News Story

The festival has been privileged to enjoy royal patronage for almost two centuries, and our current Patron HRH The Prince of Wales has visited the festival in recent years. Simon Carpenter, the festival’s volunteer archivist, has put together the history of the Three Choirs Festival’s royal connections.

The Hereford Festival of 1897 marked Queen Victoria’s Diamond Jubilee with, as the Annals describes, ‘much of the music of the week [taking] its colour from this event and [reflecting] the loyal sentiments of the nation.’ On the Tuesday morning a special thanksgiving service was arranged when ‘appropriate’ music was performed, including Handel’s Zadok the Priest and ex-Gloucester organist C H Lloyd’s new work A Hymn of Thanksgiving, which he had dedicated by permission to the Queen. She wasn’t present to hear it, but she was during the 1830 (Worcester) Festival when, as a 12-year-old princess, she accompanied her mother, the Duchess of Kent, to some of the performances. According to the Annals again, ‘Extensive and appropriate arrangements were … made for the comfort and convenience of the Royal visitors.

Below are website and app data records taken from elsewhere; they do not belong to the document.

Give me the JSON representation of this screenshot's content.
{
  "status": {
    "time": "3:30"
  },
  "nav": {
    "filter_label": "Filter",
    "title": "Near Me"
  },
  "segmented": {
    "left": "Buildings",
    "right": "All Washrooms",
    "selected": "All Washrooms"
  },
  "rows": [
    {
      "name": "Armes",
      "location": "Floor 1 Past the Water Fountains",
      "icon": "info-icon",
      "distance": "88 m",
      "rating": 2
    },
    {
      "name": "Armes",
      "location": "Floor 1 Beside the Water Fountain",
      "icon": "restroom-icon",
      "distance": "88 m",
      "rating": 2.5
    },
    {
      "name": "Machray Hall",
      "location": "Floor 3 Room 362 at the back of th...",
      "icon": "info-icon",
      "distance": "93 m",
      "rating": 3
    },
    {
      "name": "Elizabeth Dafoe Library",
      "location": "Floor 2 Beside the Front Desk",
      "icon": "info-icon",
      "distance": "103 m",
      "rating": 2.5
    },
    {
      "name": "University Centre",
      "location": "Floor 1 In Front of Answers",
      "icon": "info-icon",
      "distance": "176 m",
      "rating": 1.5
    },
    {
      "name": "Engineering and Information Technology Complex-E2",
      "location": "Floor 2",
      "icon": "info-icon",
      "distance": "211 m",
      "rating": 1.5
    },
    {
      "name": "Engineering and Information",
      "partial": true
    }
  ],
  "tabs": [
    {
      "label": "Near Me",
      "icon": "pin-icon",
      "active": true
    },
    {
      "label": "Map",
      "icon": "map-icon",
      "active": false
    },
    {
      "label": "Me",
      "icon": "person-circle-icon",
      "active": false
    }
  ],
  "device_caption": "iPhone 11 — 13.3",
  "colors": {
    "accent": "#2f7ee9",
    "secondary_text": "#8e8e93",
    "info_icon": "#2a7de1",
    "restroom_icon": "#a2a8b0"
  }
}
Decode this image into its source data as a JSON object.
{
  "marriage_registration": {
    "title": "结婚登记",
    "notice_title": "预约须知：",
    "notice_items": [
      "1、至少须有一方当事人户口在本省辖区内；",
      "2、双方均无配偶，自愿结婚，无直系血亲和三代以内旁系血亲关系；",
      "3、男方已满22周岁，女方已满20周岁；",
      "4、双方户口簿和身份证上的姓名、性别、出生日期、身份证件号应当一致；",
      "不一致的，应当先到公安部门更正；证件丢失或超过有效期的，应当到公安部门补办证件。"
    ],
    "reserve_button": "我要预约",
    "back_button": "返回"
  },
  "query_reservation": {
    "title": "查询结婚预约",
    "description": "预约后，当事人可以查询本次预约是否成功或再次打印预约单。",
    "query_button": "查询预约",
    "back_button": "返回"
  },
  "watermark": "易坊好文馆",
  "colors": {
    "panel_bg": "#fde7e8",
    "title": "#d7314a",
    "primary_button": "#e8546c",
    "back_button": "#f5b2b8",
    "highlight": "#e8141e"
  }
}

Special seats were provided, to which access was obtained by an entrance being made through a window in the Dean’s chapel.’ The Royal couple were present for the opening service when Handel’s Dettingen Te Deum (a long time Festival favourite), the Dead March from Saul, and extracts from Handel’s Funeral Anthem were performed, the latter in respect of the memory of King George IV who had recently died.

The first Royal visit to a Festival was by King George IV’s father, George III in 1788. This was the occasion when it was moved to the first week in August to accommodate the Royal wishes to combine it with a visit to Cheltenham, the music of Handel, which then dominated the programmes, being the draw. The Royal party stayed in the Bishop’s Palace at Worcester for the duration. In 1827 the Festival was granted royal patronage by George IV, a privilege which continues to the present day.

Further Royal visits occurred in 1870, 1891 and 1911. In 1870 a visit by Prince and Princess Christian (Queen Victoria’s third daughter) prompted the Hereford organist, George Townsend Smith, to drop the traditional first evening secular concert altogether and replace it with an oratorio performance in the recently gaslit cathedral. This consisted of the first two parts of Haydn’s Creation and Joseph Barnby’s recently published ‘sacred idyll’ Rebekah. The latter had been first produced in London in 1869, and according to the Annals ‘received with great favour by the musical world.’ Barnby himself conducted the Festival performance of his work.

In 1891 the Duke and Duchess of Teck and their children, Princess Mary (later the Duchess of York, then Queen to George V) and Prince Alexander, attended the performance on the first day of the Hereford Festival week of Mendelsohn’s St Paul. As the Annals discreetly notes, the same composer’s Elijah traditionally occupied this spot at this time. And then the Worcester Festival of 1911 was graced with the presence for some of the time of Princess Henry of Battenburg (Queen Victoria’s fifth daughter), Prince Leopold (Queen Victoria’s youngest son) and King Manoel of Portugal and his mother, Queen Amelia. A major highlight of that Festival was the premiere of Ralph Vaughan Williams’ Five Mystical Songs.

More recently, a knock-on effect from the Festival’s invitation and visit to Buckingham Palace in 2015 to mark the official 300th anniversary were that there were two Royal visits in 2016 and 2017. In 2016 Prince Charles attended the Gloucester Festival of that year and listened to Mendelsohn’s Elijah and, separately, the Duke and Duchess of Gloucester also visited. The following year, Prince Charles visited the Festival in Worcester and attended a performance of Elgar’s The Dream of Gerontius. The concert, conducted by Music Director of the English National Opera Martyn Brabbins, was performed by the Choirs Festival Chorus and Worcester Cathedral Girl Choristers, together with the Philharmonia Orchestra. The soloists were mezzo-soprano Susan Bickley, tenor David Butt Philip, and baritone Roderick Williams. Before he left, the Prince met members of the Worcester Committee, Trustees and Festival staff and some of the performers and afterwards reported to Michael Clarke, the Chairman of the Worcester Committee, how much he had enjoyed the concert, and complimented the excellence of the performance.